**What you need to do:**
Retype all the data word for word.

——

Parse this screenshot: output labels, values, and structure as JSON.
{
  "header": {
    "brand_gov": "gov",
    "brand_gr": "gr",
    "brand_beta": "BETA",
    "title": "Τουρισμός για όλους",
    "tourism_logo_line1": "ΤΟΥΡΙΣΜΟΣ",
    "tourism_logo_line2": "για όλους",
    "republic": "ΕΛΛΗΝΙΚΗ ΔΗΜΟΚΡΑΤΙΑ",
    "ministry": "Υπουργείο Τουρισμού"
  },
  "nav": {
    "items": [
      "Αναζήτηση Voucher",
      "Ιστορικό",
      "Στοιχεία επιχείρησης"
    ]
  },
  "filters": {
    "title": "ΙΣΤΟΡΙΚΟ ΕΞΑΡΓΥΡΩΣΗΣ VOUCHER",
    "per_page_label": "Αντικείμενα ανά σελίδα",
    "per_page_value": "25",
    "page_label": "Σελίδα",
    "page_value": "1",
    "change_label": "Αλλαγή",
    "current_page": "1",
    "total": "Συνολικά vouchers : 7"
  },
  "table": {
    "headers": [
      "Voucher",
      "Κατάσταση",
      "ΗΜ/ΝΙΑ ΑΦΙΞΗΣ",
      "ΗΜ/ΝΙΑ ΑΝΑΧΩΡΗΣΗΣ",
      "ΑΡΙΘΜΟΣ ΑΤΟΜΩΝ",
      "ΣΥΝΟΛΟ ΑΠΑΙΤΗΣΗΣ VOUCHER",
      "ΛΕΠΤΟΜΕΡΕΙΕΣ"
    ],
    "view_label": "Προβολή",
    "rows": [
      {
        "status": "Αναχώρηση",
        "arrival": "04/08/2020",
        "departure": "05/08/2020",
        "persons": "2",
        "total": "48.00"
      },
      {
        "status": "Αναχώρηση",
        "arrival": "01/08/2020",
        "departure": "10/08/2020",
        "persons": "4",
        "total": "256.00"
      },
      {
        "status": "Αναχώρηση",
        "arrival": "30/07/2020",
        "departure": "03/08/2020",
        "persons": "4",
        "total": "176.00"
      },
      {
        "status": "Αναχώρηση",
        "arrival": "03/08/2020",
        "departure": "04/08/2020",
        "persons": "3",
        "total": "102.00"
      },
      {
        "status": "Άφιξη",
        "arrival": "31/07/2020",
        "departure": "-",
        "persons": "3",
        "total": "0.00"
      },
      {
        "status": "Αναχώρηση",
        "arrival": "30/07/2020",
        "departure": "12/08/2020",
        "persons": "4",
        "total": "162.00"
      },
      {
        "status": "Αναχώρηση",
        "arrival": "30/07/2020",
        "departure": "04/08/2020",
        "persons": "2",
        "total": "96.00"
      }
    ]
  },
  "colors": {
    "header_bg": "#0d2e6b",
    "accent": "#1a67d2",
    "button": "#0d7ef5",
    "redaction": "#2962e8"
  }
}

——

**Answer section:**
Parse this screenshot: output labels, values, and structure as JSON.
{
  "header": {
    "brand_gov": "gov",
    "brand_gr": "gr",
    "brand_beta": "BETA",
    "title": "Τουρισμός για όλους",
    "tourism_logo_line1": "ΤΟΥΡΙΣΜΟΣ",
    "tourism_logo_line2": "για όλους",
    "republic": "ΕΛΛΗΝΙΚΗ ΔΗΜΟΚΡΑΤΙΑ",
    "ministry": "Υπουργείο Τουρισμού"
  },
  "nav": {
    "items": [
      "Αναζήτηση Voucher",
      "Ιστορικό",
      "Στοιχεία επιχείρησης"
    ]
  },
  "filters": {
    "title": "ΙΣΤΟΡΙΚΟ ΕΞΑΡΓΥΡΩΣΗΣ VOUCHER",
    "per_page_label": "Αντικείμενα ανά σελίδα",
    "per_page_value": "25",
    "page_label": "Σελίδα",
    "page_value": "1",
    "change_label": "Αλλαγή",
    "current_page": "1",
    "total": "Συνολικά vouchers : 7"
  },
  "table": {
    "headers": [
      "Voucher",
      "Κατάσταση",
      "ΗΜ/ΝΙΑ ΑΦΙΞΗΣ",
      "ΗΜ/ΝΙΑ ΑΝΑΧΩΡΗΣΗΣ",
      "ΑΡΙΘΜΟΣ ΑΤΟΜΩΝ",
      "ΣΥΝΟΛΟ ΑΠΑΙΤΗΣΗΣ VOUCHER",
      "ΛΕΠΤΟΜΕΡΕΙΕΣ"
    ],
    "view_label": "Προβολή",
    "rows": [
      {
        "status": "Αναχώρηση",
        "arrival": "04/08/2020",
        "departure": "05/08/2020",
        "persons": "2",
        "total": "48.00"
      },
      {
        "status": "Αναχώρηση",
        "arrival": "01/08/2020",
        "departure": "10/08/2020",
        "persons": "4",
        "total": "256.00"
      },
      {
        "status": "Αναχώρηση",
        "arrival": "30/07/2020",
        "departure": "03/08/2020",
        "persons": "4",
        "total": "176.00"
      },
      {
        "status": "Αναχώρηση",
        "arrival": "03/08/2020",
        "departure": "04/08/2020",
        "persons": "3",
        "total": "102.00"
      },
      {
        "status": "Άφιξη",
        "arrival": "31/07/2020",
        "departure": "-",
        "persons": "3",
        "total": "0.00"
      },
      {
        "status": "Αναχώρηση",
        "arrival": "30/07/2020",
        "departure": "12/08/2020",
        "persons": "4",
        "total": "162.00"
      },
      {
        "status": "Αναχώρηση",
        "arrival": "30/07/2020",
        "departure": "04/08/2020",
        "persons": "2",
        "total": "96.00"
      }
    ]
  },
  "colors": {
    "header_bg": "#0d2e6b",
    "accent": "#1a67d2",
    "button": "#0d7ef5",
    "redaction": "#2962e8"
  }
}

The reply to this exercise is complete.